Grasslands & Agricultural Lands
Grasslands cover as much as one-third of the world’s lands, and grazing is the most extensive land use on the planet. Grasslands store fairly high levels of carbon in their soils, but a significant fraction is being lost through conversion to cropland or overgrazing. Livestock are also responsible for the majority of all non-CO2 emissions from land use.
About 10% of the earth’s land area is intensively cultivated to produce crops. Most agricultural soils have lost a large fraction of their original soil carbon, and there is considerable potential to restore this through better management. More efficient use of fertilizers can also have a large impact on global emissions of nitrous oxide, another of the six principal greenhouse gases.

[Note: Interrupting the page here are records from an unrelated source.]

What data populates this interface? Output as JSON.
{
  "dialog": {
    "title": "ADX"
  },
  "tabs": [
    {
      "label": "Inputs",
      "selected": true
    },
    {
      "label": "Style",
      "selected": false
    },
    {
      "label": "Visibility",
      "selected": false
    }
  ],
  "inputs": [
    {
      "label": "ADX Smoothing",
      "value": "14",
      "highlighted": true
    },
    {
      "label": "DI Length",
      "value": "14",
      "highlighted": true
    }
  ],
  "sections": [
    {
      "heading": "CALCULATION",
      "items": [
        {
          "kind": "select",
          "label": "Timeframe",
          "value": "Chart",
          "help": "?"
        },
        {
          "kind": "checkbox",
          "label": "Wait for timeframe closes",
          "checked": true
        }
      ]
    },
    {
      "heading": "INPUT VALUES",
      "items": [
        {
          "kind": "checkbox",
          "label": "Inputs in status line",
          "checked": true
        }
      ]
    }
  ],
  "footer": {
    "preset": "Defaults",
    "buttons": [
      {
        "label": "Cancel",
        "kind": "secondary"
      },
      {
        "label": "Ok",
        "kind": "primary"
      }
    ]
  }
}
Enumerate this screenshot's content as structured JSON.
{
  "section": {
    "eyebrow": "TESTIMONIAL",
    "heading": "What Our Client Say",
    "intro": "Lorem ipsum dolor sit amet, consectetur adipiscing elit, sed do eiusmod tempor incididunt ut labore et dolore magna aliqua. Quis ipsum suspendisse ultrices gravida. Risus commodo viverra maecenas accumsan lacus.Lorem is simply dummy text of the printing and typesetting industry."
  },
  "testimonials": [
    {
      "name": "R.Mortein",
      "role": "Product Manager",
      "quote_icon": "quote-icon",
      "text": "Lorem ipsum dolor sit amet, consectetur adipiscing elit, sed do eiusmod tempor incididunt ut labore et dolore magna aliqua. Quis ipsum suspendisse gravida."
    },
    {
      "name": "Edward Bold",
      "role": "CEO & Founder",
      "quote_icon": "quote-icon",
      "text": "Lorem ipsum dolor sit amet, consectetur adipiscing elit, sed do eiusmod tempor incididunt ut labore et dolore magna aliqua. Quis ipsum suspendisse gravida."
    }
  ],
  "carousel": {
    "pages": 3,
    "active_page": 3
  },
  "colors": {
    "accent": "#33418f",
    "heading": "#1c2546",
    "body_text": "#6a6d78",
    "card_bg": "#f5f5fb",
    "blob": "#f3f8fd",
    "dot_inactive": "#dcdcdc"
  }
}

In the grasslands biome, the researchers identified cropland nutrient management as offering the greatest cost-effective emissions reductions, through reduced use of fertilizers and sprays that release nitrous oxide, a greenhouse gas 300 times more potent than CO2, into the atmosphere. This would require reduction in the use of fertilizers and sprays employed by farmers worldwide, contributing a reduction of 635 million tons of carbon emissions equivalent a year by 2030, like taking 134 million cars off the road.